Data supplied Start Marker
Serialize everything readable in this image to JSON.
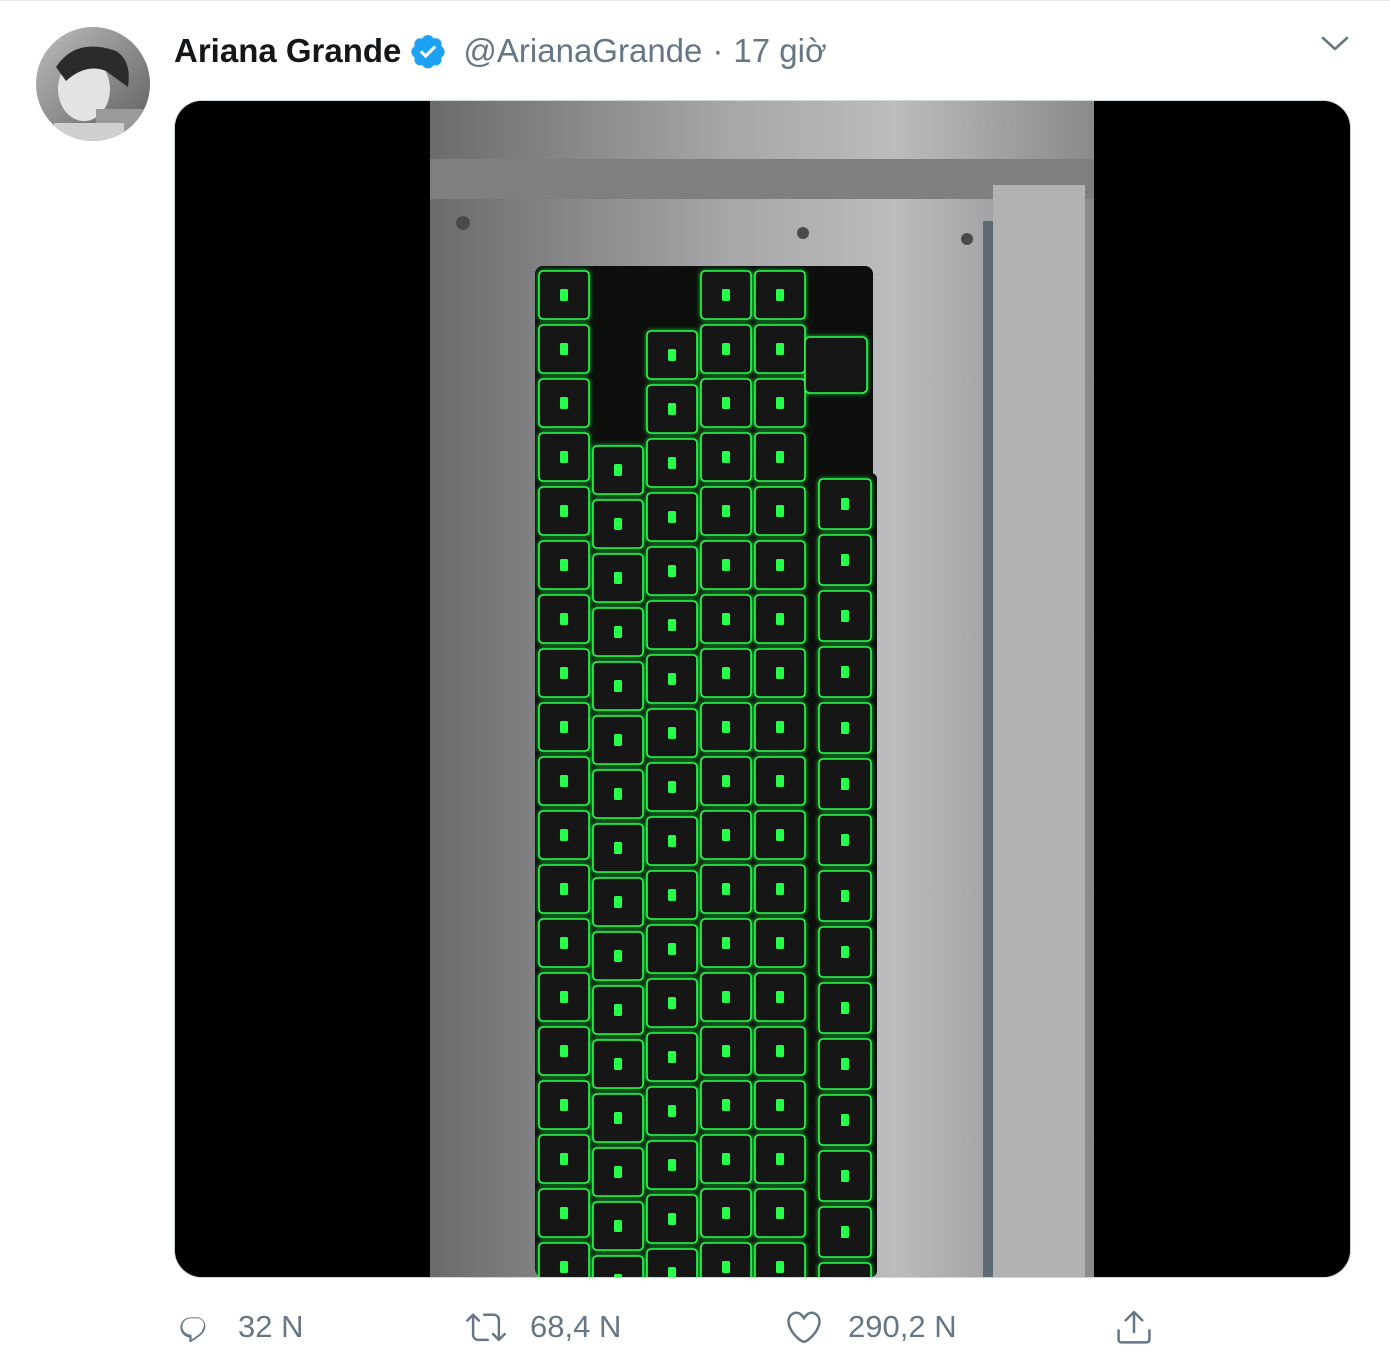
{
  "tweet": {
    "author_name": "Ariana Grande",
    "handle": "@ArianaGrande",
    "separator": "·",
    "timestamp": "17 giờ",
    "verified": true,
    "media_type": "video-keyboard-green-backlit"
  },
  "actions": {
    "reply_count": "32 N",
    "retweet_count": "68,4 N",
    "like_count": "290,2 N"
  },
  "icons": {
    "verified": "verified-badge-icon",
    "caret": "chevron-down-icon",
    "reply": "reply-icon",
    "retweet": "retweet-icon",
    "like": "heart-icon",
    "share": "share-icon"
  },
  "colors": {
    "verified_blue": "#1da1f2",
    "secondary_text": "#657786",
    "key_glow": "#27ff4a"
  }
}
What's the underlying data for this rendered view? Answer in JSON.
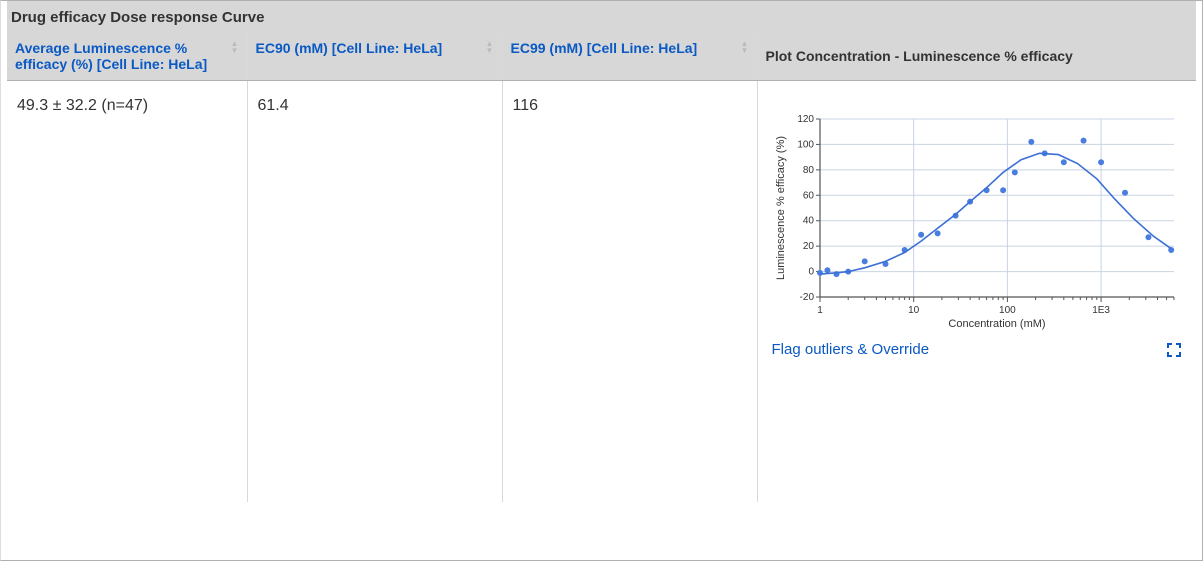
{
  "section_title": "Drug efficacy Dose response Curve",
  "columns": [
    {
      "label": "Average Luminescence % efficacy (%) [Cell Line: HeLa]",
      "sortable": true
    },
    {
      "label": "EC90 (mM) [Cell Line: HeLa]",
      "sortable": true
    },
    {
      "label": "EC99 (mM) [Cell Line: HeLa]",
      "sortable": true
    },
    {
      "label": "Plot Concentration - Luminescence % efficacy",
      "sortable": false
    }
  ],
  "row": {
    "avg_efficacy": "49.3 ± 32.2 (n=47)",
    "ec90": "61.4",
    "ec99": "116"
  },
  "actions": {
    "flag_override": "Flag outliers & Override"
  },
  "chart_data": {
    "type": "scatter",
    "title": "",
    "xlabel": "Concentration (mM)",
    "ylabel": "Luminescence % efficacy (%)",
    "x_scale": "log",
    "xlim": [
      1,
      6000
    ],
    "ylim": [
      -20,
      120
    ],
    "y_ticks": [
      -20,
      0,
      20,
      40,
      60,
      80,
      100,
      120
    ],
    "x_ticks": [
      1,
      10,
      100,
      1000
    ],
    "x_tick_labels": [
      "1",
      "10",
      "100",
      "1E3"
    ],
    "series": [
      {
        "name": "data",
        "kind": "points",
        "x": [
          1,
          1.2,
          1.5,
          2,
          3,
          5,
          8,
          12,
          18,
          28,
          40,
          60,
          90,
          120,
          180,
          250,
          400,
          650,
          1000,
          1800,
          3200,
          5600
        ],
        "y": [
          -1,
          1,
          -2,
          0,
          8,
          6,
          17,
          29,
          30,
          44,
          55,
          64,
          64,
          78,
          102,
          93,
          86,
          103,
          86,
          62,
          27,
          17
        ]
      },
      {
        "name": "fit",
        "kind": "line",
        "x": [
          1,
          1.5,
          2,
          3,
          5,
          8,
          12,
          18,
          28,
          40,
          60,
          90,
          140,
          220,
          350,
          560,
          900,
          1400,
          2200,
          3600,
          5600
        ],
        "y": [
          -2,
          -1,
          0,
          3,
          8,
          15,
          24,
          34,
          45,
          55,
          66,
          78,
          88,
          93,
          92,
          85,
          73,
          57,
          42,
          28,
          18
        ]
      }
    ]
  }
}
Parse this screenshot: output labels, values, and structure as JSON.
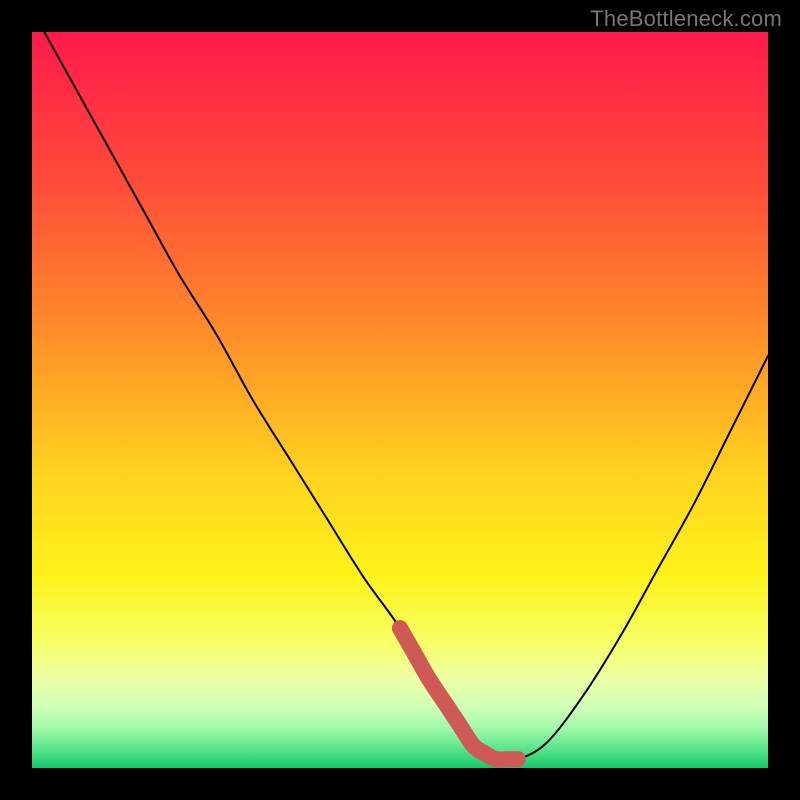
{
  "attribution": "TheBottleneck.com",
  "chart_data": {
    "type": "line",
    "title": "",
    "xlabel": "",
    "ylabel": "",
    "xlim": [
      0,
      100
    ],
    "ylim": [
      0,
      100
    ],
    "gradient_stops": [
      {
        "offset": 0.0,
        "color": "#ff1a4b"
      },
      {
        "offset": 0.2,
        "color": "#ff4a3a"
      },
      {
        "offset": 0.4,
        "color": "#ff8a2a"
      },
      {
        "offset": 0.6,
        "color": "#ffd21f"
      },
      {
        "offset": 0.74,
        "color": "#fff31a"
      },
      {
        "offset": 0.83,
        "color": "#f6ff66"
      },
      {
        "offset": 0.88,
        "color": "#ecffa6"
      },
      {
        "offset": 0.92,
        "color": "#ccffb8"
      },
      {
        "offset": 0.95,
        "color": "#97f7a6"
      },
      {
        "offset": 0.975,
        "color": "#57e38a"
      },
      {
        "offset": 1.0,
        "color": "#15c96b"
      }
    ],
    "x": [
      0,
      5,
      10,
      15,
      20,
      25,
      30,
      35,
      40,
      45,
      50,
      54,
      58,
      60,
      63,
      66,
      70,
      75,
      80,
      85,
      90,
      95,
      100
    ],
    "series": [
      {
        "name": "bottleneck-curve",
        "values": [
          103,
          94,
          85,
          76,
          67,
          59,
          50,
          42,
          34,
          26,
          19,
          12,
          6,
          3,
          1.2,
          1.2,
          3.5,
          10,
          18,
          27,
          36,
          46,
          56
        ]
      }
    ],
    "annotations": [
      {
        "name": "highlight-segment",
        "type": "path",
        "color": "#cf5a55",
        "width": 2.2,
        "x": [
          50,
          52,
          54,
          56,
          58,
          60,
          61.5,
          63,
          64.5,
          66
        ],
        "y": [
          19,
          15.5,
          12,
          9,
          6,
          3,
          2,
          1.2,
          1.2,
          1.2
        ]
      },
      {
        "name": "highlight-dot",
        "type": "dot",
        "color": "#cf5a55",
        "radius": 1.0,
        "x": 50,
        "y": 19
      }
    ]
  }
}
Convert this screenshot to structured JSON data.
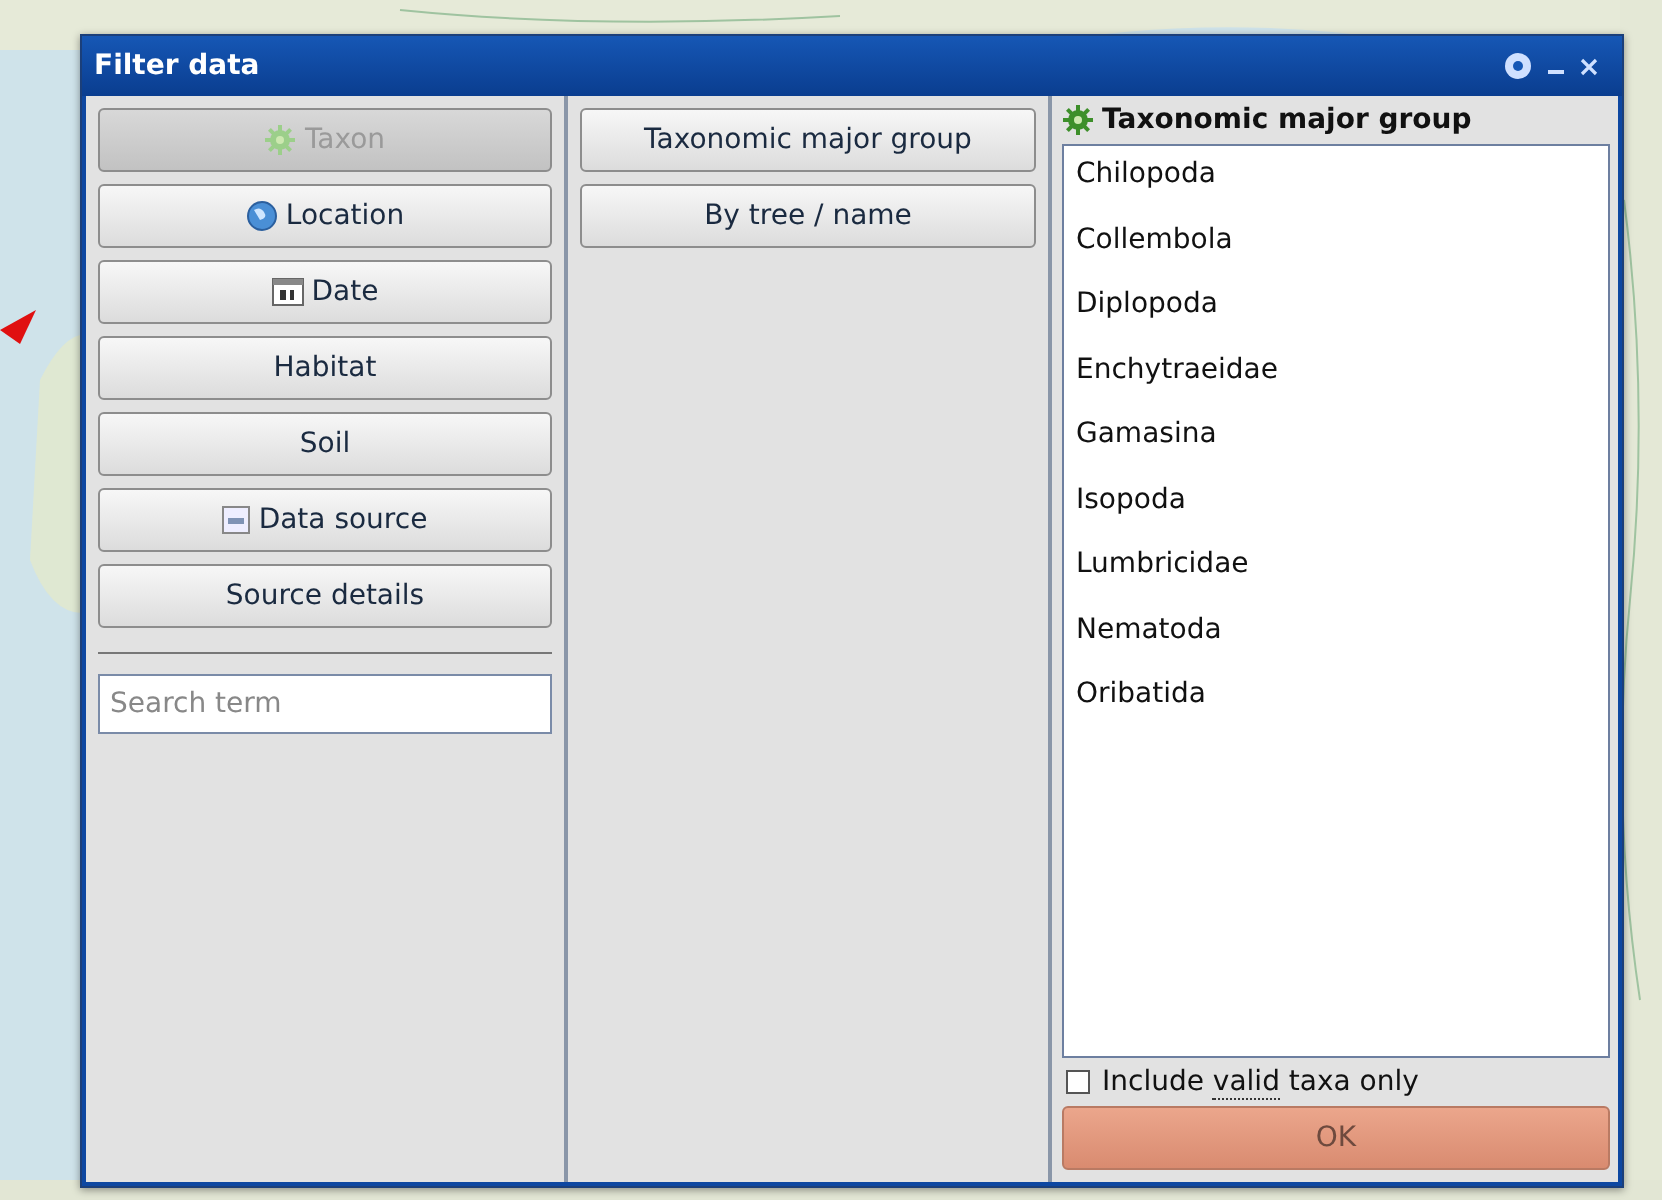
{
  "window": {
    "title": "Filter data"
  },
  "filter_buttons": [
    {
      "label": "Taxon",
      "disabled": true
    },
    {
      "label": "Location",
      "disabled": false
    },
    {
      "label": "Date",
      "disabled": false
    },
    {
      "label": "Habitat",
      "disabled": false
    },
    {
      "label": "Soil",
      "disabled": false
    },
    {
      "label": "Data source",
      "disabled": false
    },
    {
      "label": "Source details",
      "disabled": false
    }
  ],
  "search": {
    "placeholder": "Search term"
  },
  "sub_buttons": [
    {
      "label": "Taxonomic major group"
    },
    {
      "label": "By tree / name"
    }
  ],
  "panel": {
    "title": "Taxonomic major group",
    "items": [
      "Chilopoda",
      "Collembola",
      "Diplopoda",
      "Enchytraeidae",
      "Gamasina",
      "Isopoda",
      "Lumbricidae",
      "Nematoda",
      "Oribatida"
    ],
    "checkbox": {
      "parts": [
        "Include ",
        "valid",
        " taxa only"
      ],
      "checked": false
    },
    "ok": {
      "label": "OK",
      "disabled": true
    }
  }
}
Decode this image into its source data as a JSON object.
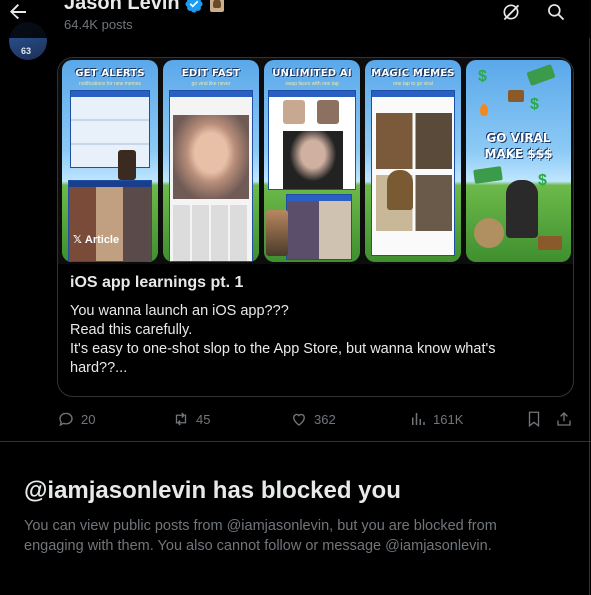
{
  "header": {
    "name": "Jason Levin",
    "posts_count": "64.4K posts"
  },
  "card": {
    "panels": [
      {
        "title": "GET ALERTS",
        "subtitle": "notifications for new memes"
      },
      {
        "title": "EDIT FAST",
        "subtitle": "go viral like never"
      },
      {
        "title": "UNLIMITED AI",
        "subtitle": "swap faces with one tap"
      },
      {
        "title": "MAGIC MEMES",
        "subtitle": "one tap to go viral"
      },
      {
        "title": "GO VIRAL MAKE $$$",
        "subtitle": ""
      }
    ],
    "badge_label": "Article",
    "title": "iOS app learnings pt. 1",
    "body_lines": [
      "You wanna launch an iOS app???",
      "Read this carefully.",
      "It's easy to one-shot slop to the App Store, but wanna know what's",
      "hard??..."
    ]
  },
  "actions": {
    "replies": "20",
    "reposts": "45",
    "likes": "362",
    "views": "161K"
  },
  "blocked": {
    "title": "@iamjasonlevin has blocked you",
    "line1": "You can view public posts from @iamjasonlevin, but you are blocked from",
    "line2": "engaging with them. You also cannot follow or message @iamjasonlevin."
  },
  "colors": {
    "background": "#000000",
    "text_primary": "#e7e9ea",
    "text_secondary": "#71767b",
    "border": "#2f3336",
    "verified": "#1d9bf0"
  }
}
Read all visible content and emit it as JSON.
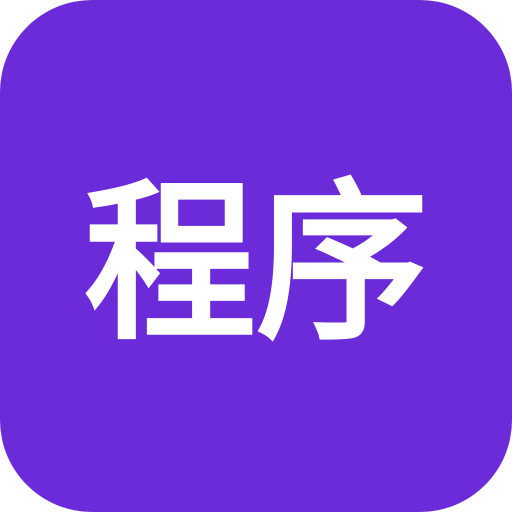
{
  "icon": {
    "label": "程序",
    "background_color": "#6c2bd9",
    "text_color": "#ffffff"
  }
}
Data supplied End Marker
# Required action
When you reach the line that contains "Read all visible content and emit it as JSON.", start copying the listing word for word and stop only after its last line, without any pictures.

# Answer to the problem
Read all visible content and emit it as JSON.
{
  "icon": {
    "label": "程序",
    "background_color": "#6c2bd9",
    "text_color": "#ffffff"
  }
}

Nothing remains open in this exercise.